> _Source material_
====================
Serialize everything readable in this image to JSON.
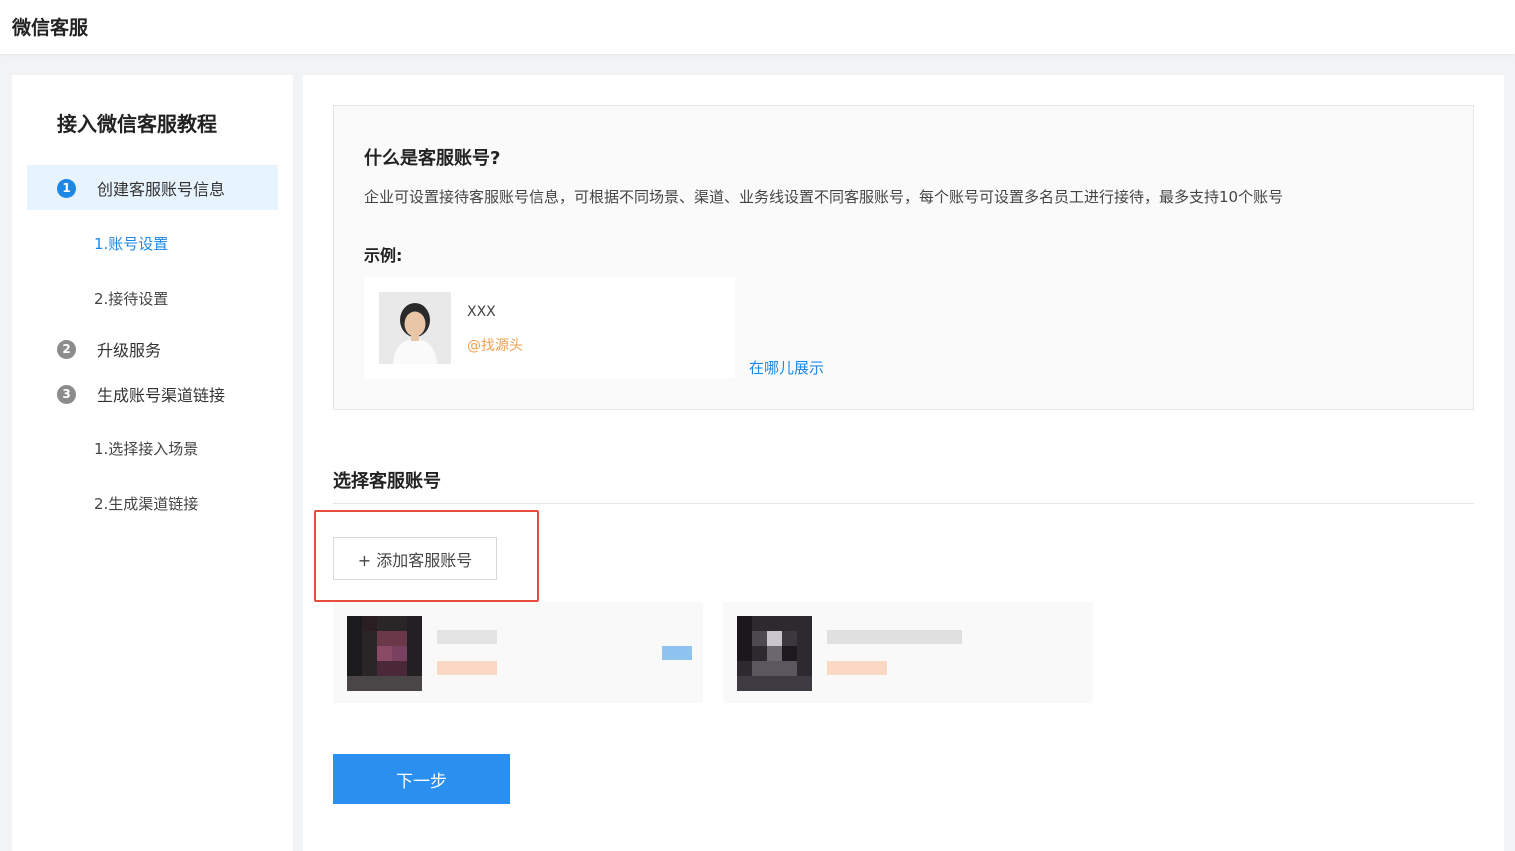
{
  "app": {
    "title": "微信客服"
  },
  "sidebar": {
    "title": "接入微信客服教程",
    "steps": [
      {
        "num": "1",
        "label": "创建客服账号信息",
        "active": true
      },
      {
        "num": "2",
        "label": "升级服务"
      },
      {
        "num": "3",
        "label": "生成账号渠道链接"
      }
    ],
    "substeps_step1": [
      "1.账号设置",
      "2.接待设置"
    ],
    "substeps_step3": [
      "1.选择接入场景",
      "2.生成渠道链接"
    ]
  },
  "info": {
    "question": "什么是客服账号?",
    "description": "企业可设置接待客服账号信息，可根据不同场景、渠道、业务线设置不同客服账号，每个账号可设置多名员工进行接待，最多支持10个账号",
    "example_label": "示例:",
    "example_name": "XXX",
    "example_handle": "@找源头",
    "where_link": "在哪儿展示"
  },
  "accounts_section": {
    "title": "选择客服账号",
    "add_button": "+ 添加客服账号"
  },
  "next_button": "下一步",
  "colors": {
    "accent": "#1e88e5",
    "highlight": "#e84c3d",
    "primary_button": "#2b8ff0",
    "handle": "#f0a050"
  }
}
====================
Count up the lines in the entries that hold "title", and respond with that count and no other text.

> _Response area_
3